I attended the “2014 Northeast E-Learning Consortium Conference” (04/15 update: previous link dead, changed to conference agenda PDF) last week and found it refreshing. I’m unsure if ‘NEELC’ is the proper abbreviation – I don’t think it’s large enough (yet?) to have an official abbreviation. Their Facebook page (which needs to be a bit more actively maintained) notes it as the ‘NEC’ but that abbreviation is all over the web, and is officially claimed by the Nippon Electric Company!
So anyway, I’ll call it the NEELC for now to give it a little of its own panache.
The NEELC is a conference with Blackboard as the historic primary sponsor…and while there were a few Blackboard-specific sessions, I did not find it an overwhelming sales presence by any means.

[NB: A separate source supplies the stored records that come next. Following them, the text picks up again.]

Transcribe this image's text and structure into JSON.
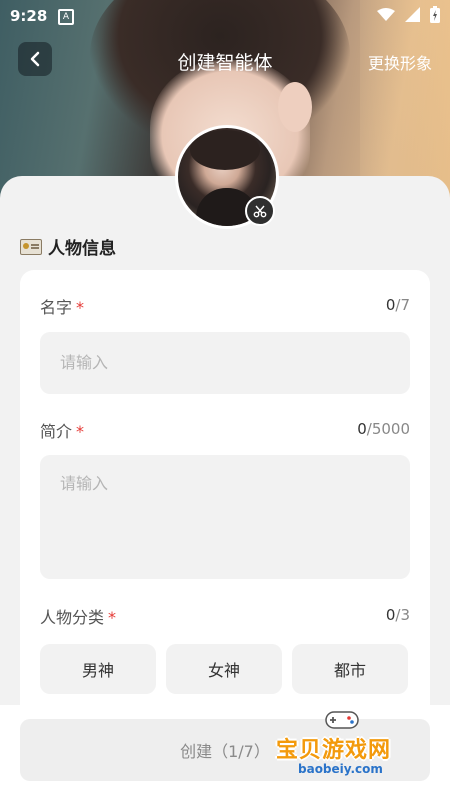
{
  "status_bar": {
    "time": "9:28"
  },
  "header": {
    "title": "创建智能体",
    "change_label": "更换形象"
  },
  "section": {
    "title": "人物信息"
  },
  "form": {
    "name": {
      "label": "名字",
      "required_mark": "*",
      "count": "0",
      "max": "/7",
      "placeholder": "请输入"
    },
    "intro": {
      "label": "简介",
      "required_mark": "*",
      "count": "0",
      "max": "/5000",
      "placeholder": "请输入"
    },
    "category": {
      "label": "人物分类",
      "required_mark": "*",
      "count": "0",
      "max": "/3",
      "options": [
        "男神",
        "女神",
        "都市"
      ]
    }
  },
  "footer": {
    "create_label": "创建（1/7）"
  },
  "watermark": {
    "text": "宝贝游戏网",
    "sub": "baobeiy.com"
  },
  "colors": {
    "required": "#e53935",
    "accent": "#f39a0c"
  }
}
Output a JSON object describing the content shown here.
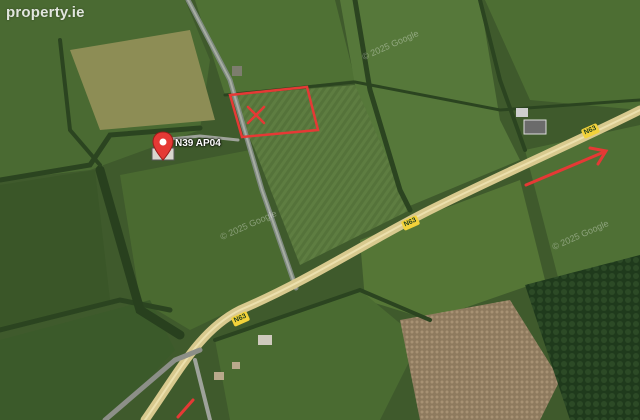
{
  "watermark": "property.ie",
  "pin": {
    "label": "N39 AP04",
    "color": "#e53935"
  },
  "road_labels": [
    "N63",
    "N63",
    "N63"
  ],
  "copyright": [
    "© 2025 Google",
    "© 2025 Google",
    "© 2025 Google"
  ],
  "colors": {
    "field_dark": "#3f5a2c",
    "field_light": "#5b7a3a",
    "road": "#d8c98e",
    "boundary": "#e53935",
    "arrow": "#e53935",
    "bog": "#9b8466"
  }
}
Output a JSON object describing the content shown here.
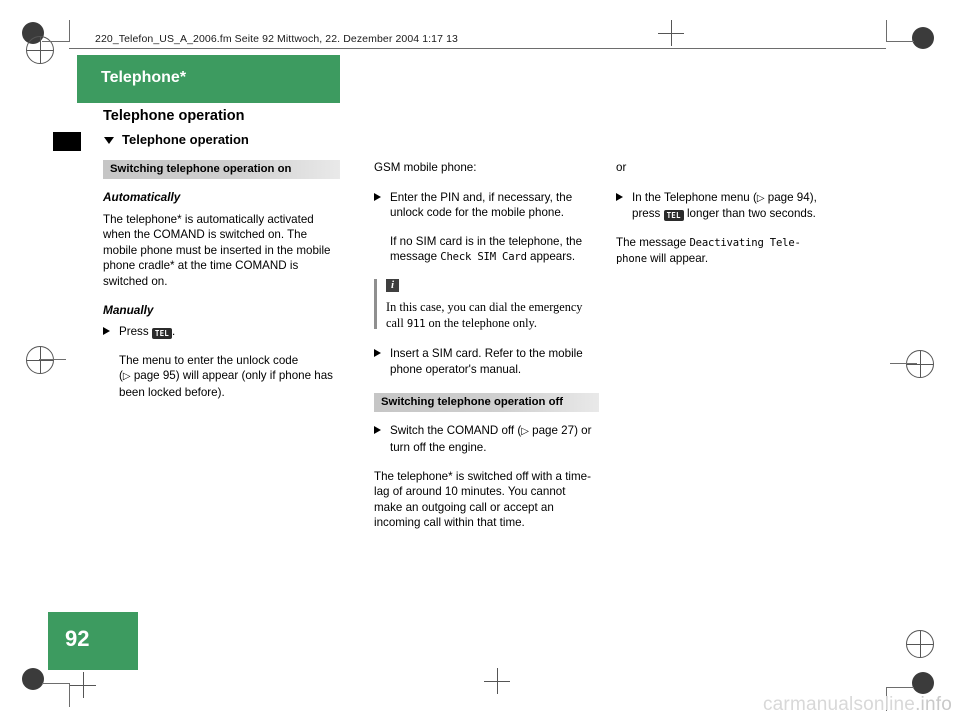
{
  "header": {
    "file_line": "220_Telefon_US_A_2006.fm  Seite 92  Mittwoch, 22. Dezember 2004  1:17 13"
  },
  "chapter": {
    "tab_title": "Telephone*",
    "heading": "Telephone operation",
    "subheading": "Telephone operation"
  },
  "page": {
    "number": "92"
  },
  "col1": {
    "section_bar": "Switching telephone operation on",
    "auto_head": "Automatically",
    "auto_text": "The telephone* is automatically activated when the COMAND is switched on. The mobile phone must be inserted in the mobile phone cradle* at the time COMAND is switched on.",
    "manual_head": "Manually",
    "press_label": "Press",
    "press_key": "TEL",
    "press_period": ".",
    "menu_text_a": "The menu to enter the unlock code (",
    "menu_pgref": "page 95",
    "menu_text_b": ") will appear (only if phone has been locked before)."
  },
  "col2": {
    "gsm_label": "GSM mobile phone:",
    "bullet_pin": "Enter the PIN and, if necessary, the unlock code for the mobile phone.",
    "no_sim_a": "If no SIM card is in the telephone, the message",
    "no_sim_msg": "Check SIM Card",
    "no_sim_b": "appears.",
    "note_icon": "i",
    "note_text_a": "In this case, you can dial the emergency call",
    "note_number": "911",
    "note_text_b": "on the telephone only.",
    "bullet_insert": "Insert a SIM card. Refer to the mobile phone operator's manual.",
    "section_bar_off": "Switching telephone operation off",
    "bullet_switch_a": "Switch the COMAND off (",
    "bullet_switch_pgref": "page 27",
    "bullet_switch_b": ") or turn off the engine.",
    "switched_off_text": "The telephone* is switched off with a time-lag of around 10 minutes. You cannot make an outgoing call or accept an incoming call within that time."
  },
  "col3": {
    "or_label": "or",
    "bullet_menu_a": "In the Telephone menu (",
    "bullet_menu_pgref": "page 94",
    "bullet_menu_b": "), press",
    "bullet_menu_key": "TEL",
    "bullet_menu_c": "longer than two seconds.",
    "message_a": "The message",
    "message_mono_1": "Deactivating Tele-",
    "message_mono_2": "phone",
    "message_b": "will appear."
  },
  "watermark": {
    "text_main": "carmanualsonline",
    "text_suffix": ".info"
  },
  "colors": {
    "green": "#3d9b60",
    "grey_bar": "#c6c6c6",
    "key_black": "#2b2b2b"
  }
}
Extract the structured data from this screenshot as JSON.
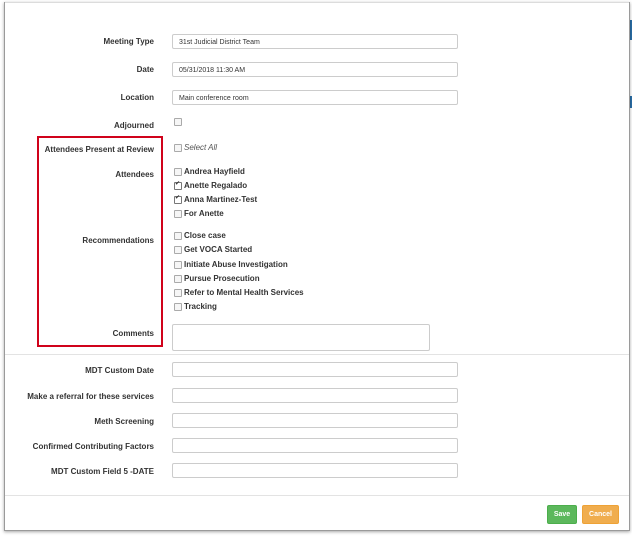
{
  "form": {
    "meeting_type": {
      "label": "Meeting Type",
      "value": "31st Judicial District Team"
    },
    "date": {
      "label": "Date",
      "value": "05/31/2018 11:30 AM"
    },
    "location": {
      "label": "Location",
      "value": "Main conference room"
    },
    "adjourned": {
      "label": "Adjourned"
    },
    "attendees_present": {
      "label": "Attendees Present at Review",
      "select_all": "Select All"
    },
    "attendees": {
      "label": "Attendees",
      "options": [
        {
          "label": "Andrea Hayfield",
          "checked": false
        },
        {
          "label": "Anette Regalado",
          "checked": true
        },
        {
          "label": "Anna Martinez-Test",
          "checked": true
        },
        {
          "label": "For Anette",
          "checked": false
        }
      ]
    },
    "recommendations": {
      "label": "Recommendations",
      "options": [
        {
          "label": "Close case",
          "checked": false
        },
        {
          "label": "Get VOCA Started",
          "checked": false
        },
        {
          "label": "Initiate Abuse Investigation",
          "checked": false
        },
        {
          "label": "Pursue Prosecution",
          "checked": false
        },
        {
          "label": "Refer to Mental Health Services",
          "checked": false
        },
        {
          "label": "Tracking",
          "checked": false
        }
      ]
    },
    "comments": {
      "label": "Comments",
      "value": ""
    },
    "mdt_custom_date": {
      "label": "MDT Custom Date",
      "value": ""
    },
    "referral_services": {
      "label": "Make a referral for these services",
      "value": ""
    },
    "meth_screening": {
      "label": "Meth Screening",
      "value": ""
    },
    "confirmed_factors": {
      "label": "Confirmed Contributing Factors",
      "value": ""
    },
    "mdt_custom_field5": {
      "label": "MDT Custom Field 5 -DATE",
      "value": ""
    }
  },
  "footer": {
    "save_label": "Save",
    "cancel_label": "Cancel"
  },
  "colors": {
    "save": "#5cb85c",
    "cancel": "#f0ad4e",
    "highlight": "#d0021b"
  }
}
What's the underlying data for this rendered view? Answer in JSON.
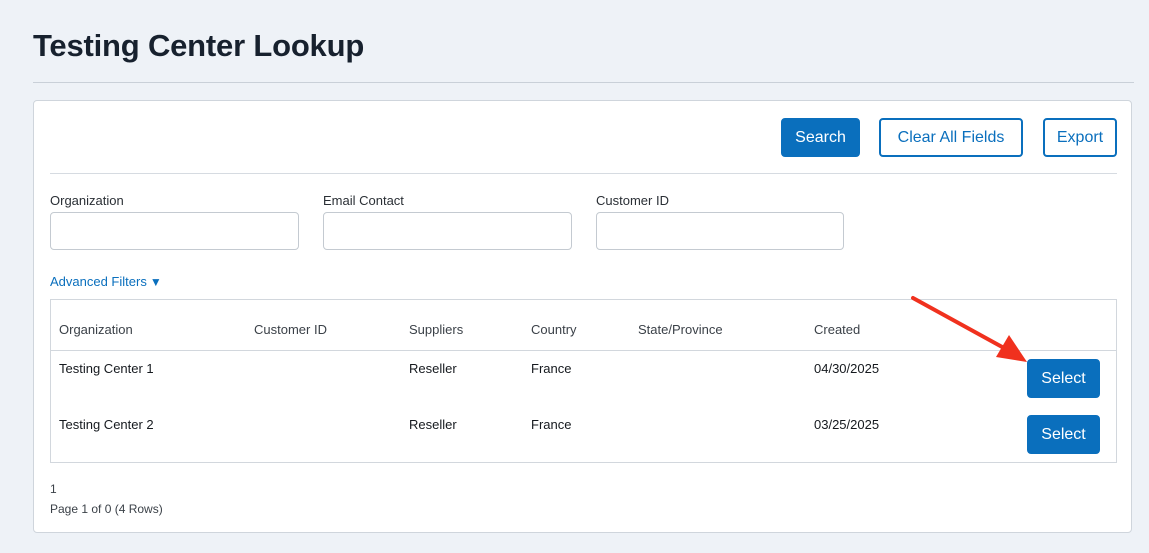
{
  "page": {
    "title": "Testing Center Lookup"
  },
  "toolbar": {
    "search_label": "Search",
    "clear_label": "Clear All Fields",
    "export_label": "Export"
  },
  "filters": {
    "organization": {
      "label": "Organization",
      "value": "",
      "placeholder": ""
    },
    "email_contact": {
      "label": "Email Contact",
      "value": "",
      "placeholder": ""
    },
    "customer_id": {
      "label": "Customer ID",
      "value": "",
      "placeholder": ""
    },
    "advanced_label": "Advanced Filters",
    "advanced_icon": "caret-down-icon"
  },
  "table": {
    "columns": [
      "Organization",
      "Customer ID",
      "Suppliers",
      "Country",
      "State/Province",
      "Created"
    ],
    "rows": [
      {
        "organization": "Testing Center 1",
        "customer_id": "",
        "suppliers": "Reseller",
        "country": "France",
        "state": "",
        "created": "04/30/2025",
        "action": "Select"
      },
      {
        "organization": "Testing Center 2",
        "customer_id": "",
        "suppliers": "Reseller",
        "country": "France",
        "state": "",
        "created": "03/25/2025",
        "action": "Select"
      }
    ]
  },
  "pagination": {
    "current_page": "1",
    "summary": "Page 1 of 0 (4 Rows)"
  },
  "annotation": {
    "type": "arrow",
    "color": "#f0311e",
    "points_to": "Select button in first row"
  },
  "colors": {
    "accent": "#0a6fbd",
    "background": "#eef2f7",
    "annotation": "#f0311e"
  }
}
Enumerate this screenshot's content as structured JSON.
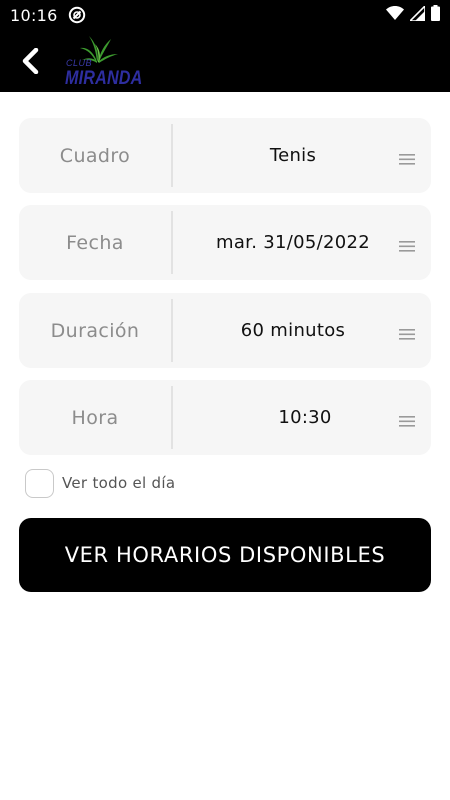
{
  "status_bar": {
    "time": "10:16",
    "icons": [
      "notification-icon",
      "wifi-icon",
      "signal-icon",
      "battery-icon"
    ]
  },
  "app_bar": {
    "back_icon": "chevron-left-icon",
    "logo": {
      "small_text": "CLUB",
      "brand_text": "MIRANDA"
    }
  },
  "form": {
    "fields": [
      {
        "label": "Cuadro",
        "value": "Tenis"
      },
      {
        "label": "Fecha",
        "value": "mar. 31/05/2022"
      },
      {
        "label": "Duración",
        "value": "60 minutos"
      },
      {
        "label": "Hora",
        "value": "10:30"
      }
    ],
    "all_day_checkbox": {
      "label": "Ver todo el día",
      "checked": false
    },
    "submit_label": "VER HORARIOS DISPONIBLES"
  },
  "colors": {
    "bar_background": "#000000",
    "field_background": "#f6f6f6",
    "label_color": "#8c8c8c",
    "button_background": "#000000",
    "logo_blue": "#2e2ea0",
    "logo_green": "#3c9a2e"
  }
}
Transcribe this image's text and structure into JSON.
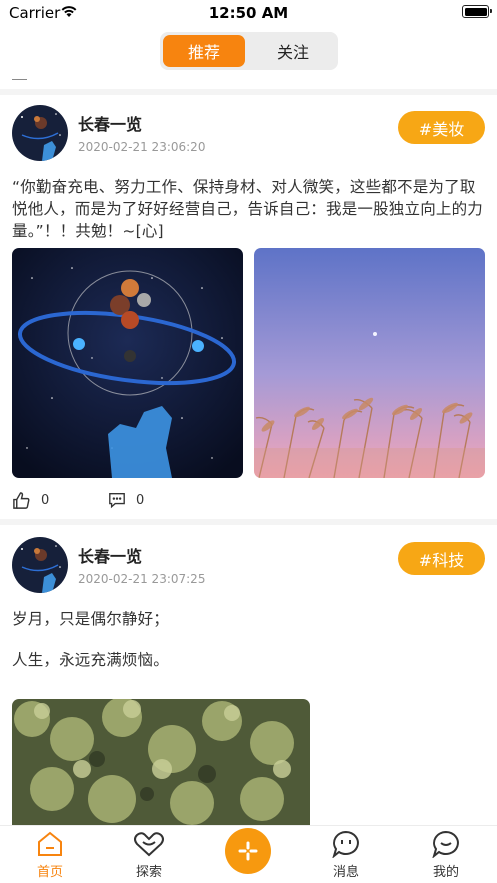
{
  "status": {
    "carrier": "Carrier",
    "time": "12:50 AM"
  },
  "segment": {
    "recommend": "推荐",
    "follow": "关注"
  },
  "posts": [
    {
      "author": "长春一览",
      "time": "2020-02-21 23:06:20",
      "tag": "#美妆",
      "text": "“你勤奋充电、努力工作、保持身材、对人微笑，这些都不是为了取悦他人，而是为了好好经营自己，告诉自己：我是一股独立向上的力量。”！！共勉！~[心]",
      "likes": "0",
      "comments": "0"
    },
    {
      "author": "长春一览",
      "time": "2020-02-21 23:07:25",
      "tag": "#科技",
      "text1": "岁月，只是偶尔静好；",
      "text2": "人生，永远充满烦恼。"
    }
  ],
  "tabbar": {
    "home": "首页",
    "explore": "探索",
    "messages": "消息",
    "mine": "我的"
  },
  "colors": {
    "accent": "#f7840f",
    "tag": "#f7a715"
  },
  "icons": [
    "wifi-icon",
    "battery-icon",
    "thumbs-up-icon",
    "comment-icon",
    "home-icon",
    "heart-icon",
    "plus-icon",
    "chat-icon",
    "location-icon"
  ]
}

The member universities take turns hosting each year’s conference. This year it was at Villanova’s Conference Center. Great location and quality services (if not a little tricky to find on a rainy night night).
You can find the agenda at the first link above. Here are the highlights I found most intriguing:
1. The keynote was ‘Dr. Fred’ (Dr. Fred T. Hofstetter) from U. of Delaware. Really insightful stuff from an experienced professor. I’d definitely recommend attending any of his presentations, especially as it pertains to faculty engaging the learner.
2. One sessions presented Socrative.com – which is a neat, currently free, site for creating instant polls. Great idea as an alternative to ‘classroom clickers’ but not as applicable for purely online courses (could be though, if instructors want a way to see how users responded to polls presented in the course).
3. Another session with Russ Lichterman (Wilmington U.) demonstrated ‘Swivl’, a mount for an iPad which tracks an IR/microphone the presenter wears around their neck. This seems a great solution for teachers to record their lectures without calling in the department media team.
4. Andy Petroski presented on structuring an online courses as a ‘game’ – i.e. ‘XP’ instead of grades for assignments, ‘Guilds’ instead of Teams, etc. A bit bizarre and he had variable results, but a neat approach and a fun way to increase student engagement.
Overall, an informative, affordable day-long conference with a specific focus on education. I’ve been to several huge conferences in the past and while they have their benefits, I’m like this smaller, targeted type of setting. I look forward to next year!
Oh, and a bit of a laugh – nice a hotel room still offers hardwired net connections but they really should update their instruction card! 🙂